When the poet does choose to look, “To [his] right,/ In a field of sunlight between two pines,/ The droppings of last year’s horses/ Blaze up into golden stones.” Through a certain slant of light, framed by “two pines,” piles of dried dung become precious and valuable. The poet suggests that such metaphors lie all around. If people would just look, or wait patiently for the propitious angle of light, or just be lucky to be in a hammock at the right time and place, they would see them. Wordsworth declared that it is the poet’s job to direct readers so that they discover the extraordinary in the ordinary. Line by line, Wright fulfills his role as seer, one who understands.

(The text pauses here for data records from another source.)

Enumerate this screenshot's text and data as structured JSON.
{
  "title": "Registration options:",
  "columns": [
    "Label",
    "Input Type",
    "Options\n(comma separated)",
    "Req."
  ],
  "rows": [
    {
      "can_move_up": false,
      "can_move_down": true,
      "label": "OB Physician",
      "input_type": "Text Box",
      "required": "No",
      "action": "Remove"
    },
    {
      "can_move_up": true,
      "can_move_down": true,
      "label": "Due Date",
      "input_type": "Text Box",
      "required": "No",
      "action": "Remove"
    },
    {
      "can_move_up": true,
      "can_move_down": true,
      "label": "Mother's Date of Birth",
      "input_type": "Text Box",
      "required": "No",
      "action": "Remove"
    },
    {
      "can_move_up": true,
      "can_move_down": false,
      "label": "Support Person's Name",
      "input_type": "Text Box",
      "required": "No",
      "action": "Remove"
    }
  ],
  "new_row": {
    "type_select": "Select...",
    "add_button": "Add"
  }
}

Because the poem is so bound up in imagery of the natural world, the reader may forget that a poem is a “made thing,” in itself quite unnatural. Wright may be telling a lie, for in a sense every poem is a lie. After all, he says he is “lying in a hammock.” The poet is totally in control of what is made. If he says the butterfly sleeps, it sleeps. If he says cowbells ring in the distance, they ring. If he says horse dung becomes golden stones, then it must be so. Whatever world the poet, the maker, sings into being is the only world there is for the space of a few lines.
Dougherty, David. James Wright. Boston: Twayne, 1987.
Dougherty, David. The Poetry of James Wright. Tuscaloosa: University of Alabama Press, 1991.
Roberson, William. James Wright: An Annotated Bibliography. Lanham, Md.: Scarecrow Press, 1995.
Smith, Dave. The Pure Clear Word: Essays on the Poetry of James Wright. Urbana: University of Illinois Press, 1982.
Stein, Kevin. James Wright: The Poetry of a Grown Man. Athens: Ohio University Press, 1989.